“It has been in flux for a couple of years,” said Chaves County Planning and Zoning Director Marlin Johnson, whose office provides support and coordination for the group. “Apparently getting a quorum was difficult from 2013 to 2015.”
The plan at this point, Johnson said, is to return to regular monthly meetings. While some thought was given to reconfiguring the types or number of members, according to Johnson, a decision was made recently to appoint four new members, returning the council to nine members.
Three members represent agricultural interests, three represent recreation interests and three represent mining, oil and gas interests.
The new members, chosen by commissioners in consultation with county staff, are former county commissioner and local rancher and agritourism provider Kim Chesser; retired banker and hunter and conservationist Hud Rhea; Hinkle Shanor oil and gas lawyer Jared Hembree; and Roswell businessman, Badlands BBQ owner and off-roading enthusiast Eric Austin.
Both Rhea and Austin said that it is too early to have any specific goals as a council member, that they will need time to familiarize themselves with the issues and the council.
The new appointees join five existing members: rancher and real estate broker Scott McNally and rancher Mark Marley for the agricultural sector; Mack Energy and Chase Farms manager Dan Girand and Jeff Harvard of Harvard Petroleum Co. for the extraction sector; and Central Valley Electric Cooperative Board of Trustees President and hunting services operator Chuck Wagner for the recreation sector.
Formed in 1994 and given its current name in 2014, the council exists to advise elected officials and county staff on matters related to federal and state public lands, which represent about 60 percent of the county’s total acreage, according to the county’s long-term plan.
“It is a way to get some discussion going and get recommendations on how to proceed,” said Johnson, “so that way, by the time it reaches the commissioners, there already have been public discussions.”
At its 6 p.m. Thursday meeting at the Chaves County Administrative Center, the council is scheduled to talk about the Carlsbad Resource Management Plan.

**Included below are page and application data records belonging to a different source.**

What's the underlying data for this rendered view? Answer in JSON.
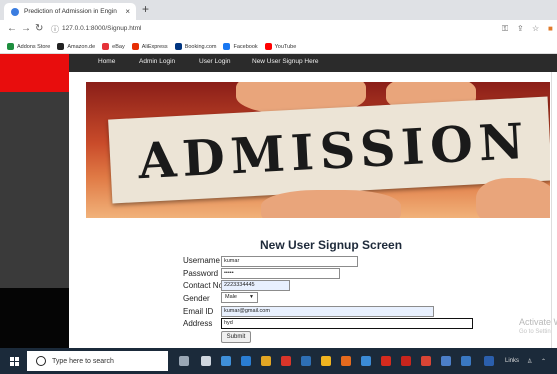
{
  "browser": {
    "tab_title": "Prediction of Admission in Engin",
    "tab_close": "×",
    "new_tab": "+",
    "url": "127.0.0.1:8000/Signup.html",
    "bookmarks": [
      {
        "label": "Addons Store",
        "color": "#1e8e3e"
      },
      {
        "label": "Amazon.de",
        "color": "#222222"
      },
      {
        "label": "eBay",
        "color": "#e53238"
      },
      {
        "label": "AliExpress",
        "color": "#e62e04"
      },
      {
        "label": "Booking.com",
        "color": "#003580"
      },
      {
        "label": "Facebook",
        "color": "#1877f2"
      },
      {
        "label": "YouTube",
        "color": "#ff0000"
      }
    ]
  },
  "nav": {
    "home": "Home",
    "admin_login": "Admin Login",
    "user_login": "User Login",
    "signup": "New User Signup Here"
  },
  "banner": {
    "text": "ADMISSION"
  },
  "form": {
    "title": "New User Signup Screen",
    "username_label": "Username",
    "username_value": "kumar",
    "password_label": "Password",
    "password_value": "•••••",
    "contact_label": "Contact No",
    "contact_value": "2223334445",
    "gender_label": "Gender",
    "gender_value": "Male",
    "email_label": "Email ID",
    "email_value": "kumar@gmail.com",
    "address_label": "Address",
    "address_value": "hyd",
    "submit_label": "Submit"
  },
  "watermark": {
    "line1": "Activate W",
    "line2": "Go to Settin"
  },
  "taskbar": {
    "search_placeholder": "Type here to search",
    "links_label": "Links"
  },
  "colors": {
    "sidebar_red": "#e80d0d",
    "navbar": "#2b2b2b",
    "taskbar": "#1b2a3a"
  }
}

The plan, led by the Bureau of Land Management, includes portions of Chaves County. A draft is now under review by BLM staff in Washington D.C., prior to being published for public comment.

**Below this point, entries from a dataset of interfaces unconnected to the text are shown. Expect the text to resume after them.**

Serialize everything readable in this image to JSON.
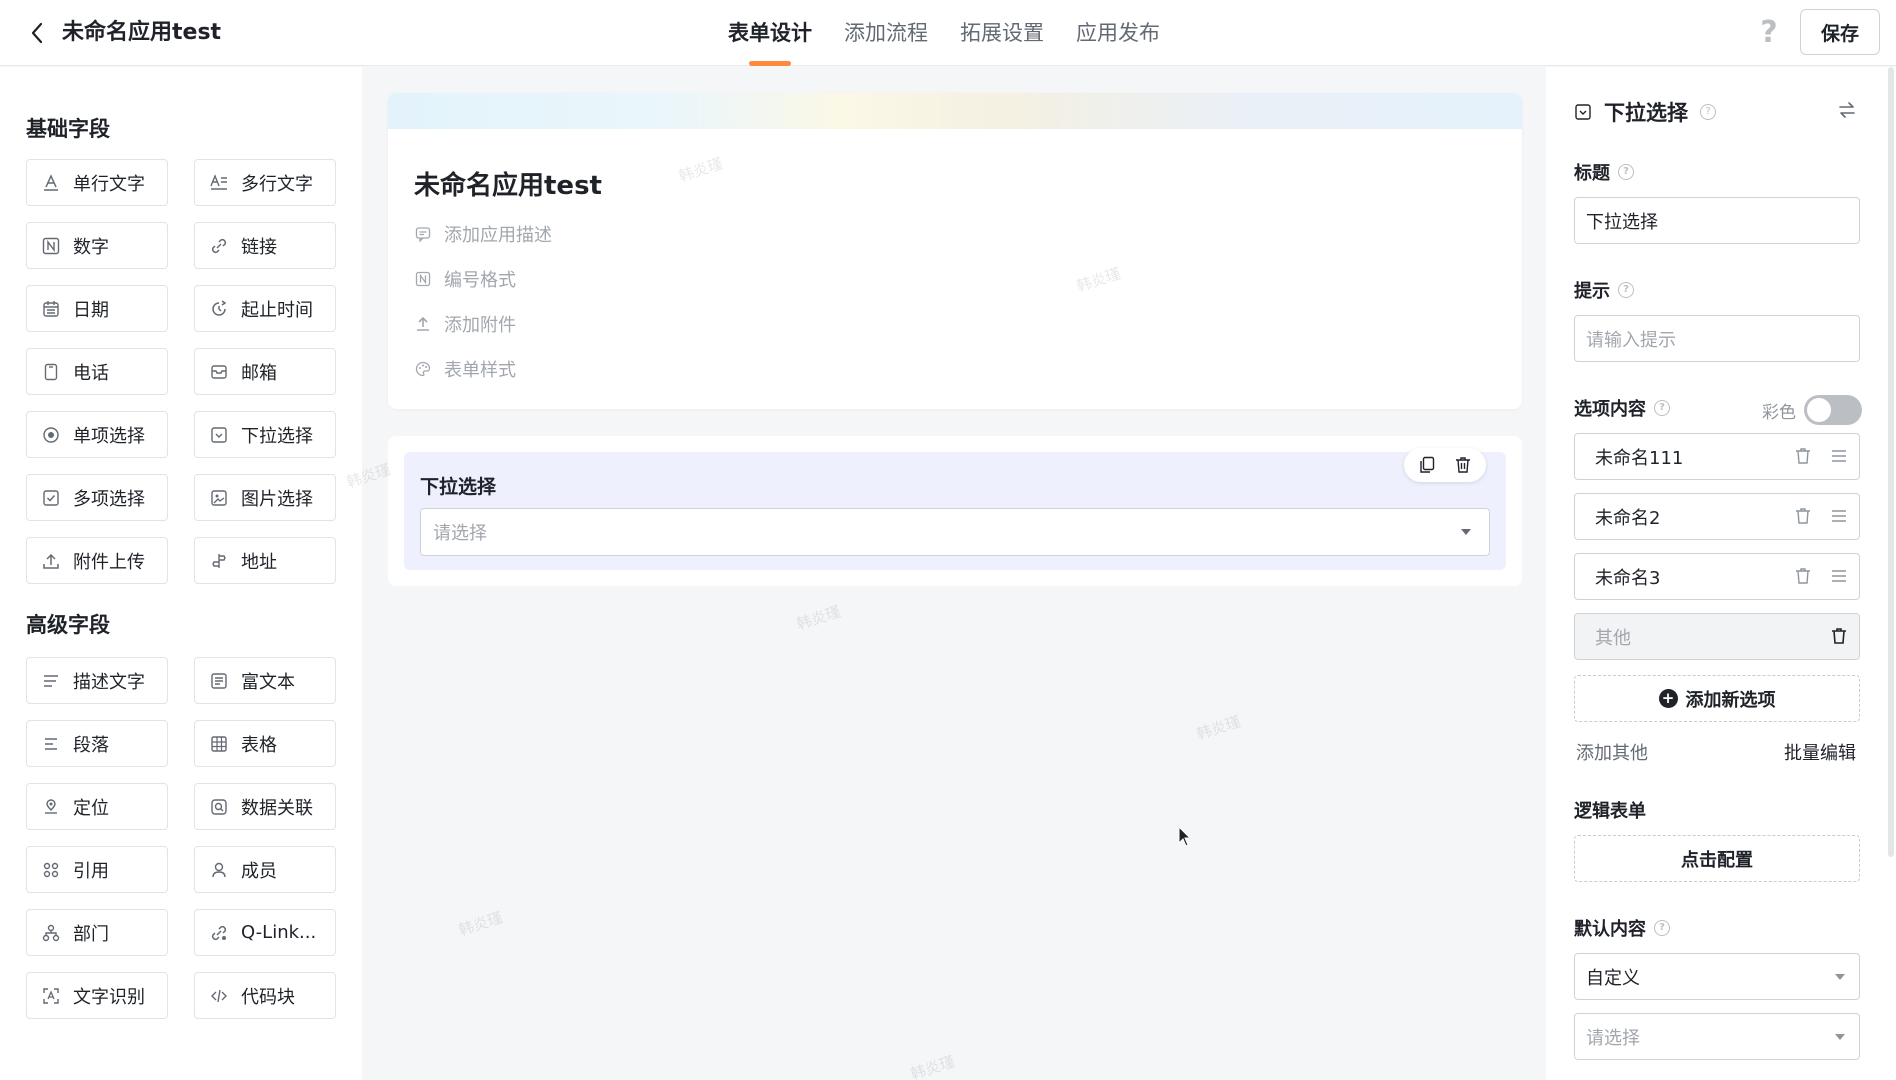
{
  "header": {
    "back_icon": "chevron-left-icon",
    "app_title": "未命名应用test",
    "tabs": [
      {
        "label": "表单设计",
        "active": true
      },
      {
        "label": "添加流程",
        "active": false
      },
      {
        "label": "拓展设置",
        "active": false
      },
      {
        "label": "应用发布",
        "active": false
      }
    ],
    "help_icon": "?",
    "save_label": "保存"
  },
  "left_panel": {
    "basic_title": "基础字段",
    "basic_fields": [
      {
        "label": "单行文字",
        "icon": "A"
      },
      {
        "label": "多行文字",
        "icon": "A≡"
      },
      {
        "label": "数字",
        "icon": "N"
      },
      {
        "label": "链接",
        "icon": "link"
      },
      {
        "label": "日期",
        "icon": "calendar"
      },
      {
        "label": "起止时间",
        "icon": "clock"
      },
      {
        "label": "电话",
        "icon": "phone"
      },
      {
        "label": "邮箱",
        "icon": "mail"
      },
      {
        "label": "单项选择",
        "icon": "radio"
      },
      {
        "label": "下拉选择",
        "icon": "select"
      },
      {
        "label": "多项选择",
        "icon": "checkbox"
      },
      {
        "label": "图片选择",
        "icon": "image"
      },
      {
        "label": "附件上传",
        "icon": "upload"
      },
      {
        "label": "地址",
        "icon": "address"
      }
    ],
    "advanced_title": "高级字段",
    "advanced_fields": [
      {
        "label": "描述文字",
        "icon": "lines"
      },
      {
        "label": "富文本",
        "icon": "doc"
      },
      {
        "label": "段落",
        "icon": "paragraph"
      },
      {
        "label": "表格",
        "icon": "table"
      },
      {
        "label": "定位",
        "icon": "location"
      },
      {
        "label": "数据关联",
        "icon": "link-data"
      },
      {
        "label": "引用",
        "icon": "reference"
      },
      {
        "label": "成员",
        "icon": "user"
      },
      {
        "label": "部门",
        "icon": "department"
      },
      {
        "label": "Q-Link...",
        "icon": "qlink"
      },
      {
        "label": "文字识别",
        "icon": "ocr"
      },
      {
        "label": "代码块",
        "icon": "code"
      }
    ]
  },
  "canvas": {
    "form_title": "未命名应用test",
    "meta_items": [
      {
        "label": "添加应用描述",
        "icon": "comment-icon"
      },
      {
        "label": "编号格式",
        "icon": "number-icon"
      },
      {
        "label": "添加附件",
        "icon": "upload-icon"
      },
      {
        "label": "表单样式",
        "icon": "palette-icon"
      }
    ],
    "field": {
      "label": "下拉选择",
      "placeholder": "请选择"
    },
    "watermark": "韩炎瑾"
  },
  "right_panel": {
    "component_title": "下拉选择",
    "title_label": "标题",
    "title_value": "下拉选择",
    "hint_label": "提示",
    "hint_placeholder": "请输入提示",
    "options_label": "选项内容",
    "color_label": "彩色",
    "color_enabled": false,
    "options": [
      "未命名111",
      "未命名2",
      "未命名3"
    ],
    "other_option": "其他",
    "add_option": "添加新选项",
    "add_other": "添加其他",
    "batch_edit": "批量编辑",
    "logic_label": "逻辑表单",
    "logic_button": "点击配置",
    "default_label": "默认内容",
    "default_mode": "自定义",
    "default_placeholder": "请选择"
  },
  "colors": {
    "accent": "#ff8a3d",
    "selected_field_bg": "#eef1fd",
    "text_primary": "#1f2329",
    "text_secondary": "#646a73"
  }
}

At previous meetings about the plan with the county commissioners, BLM staff engaged in intense debate about how some federal lands in the county have been designated as Areas of Critical Environmental Concern or Lands with Wilderness Characteristics, which could make that acreage unavailable to ranching and oil and gas activities in future years.
It is unclear at this time how the Carlsbad Resource Management Plan process will be affected by the recently announced restructure of the U.S. Department of Interior, which includes the reassignment of New Mexico BLM Director Amy Lueders to the U.S Fish and Wildlife Service.
Senior Writer Lisa Dunlap can be reached at 575-622-7710, ext. 310, or at reporter02@rdrnews.com.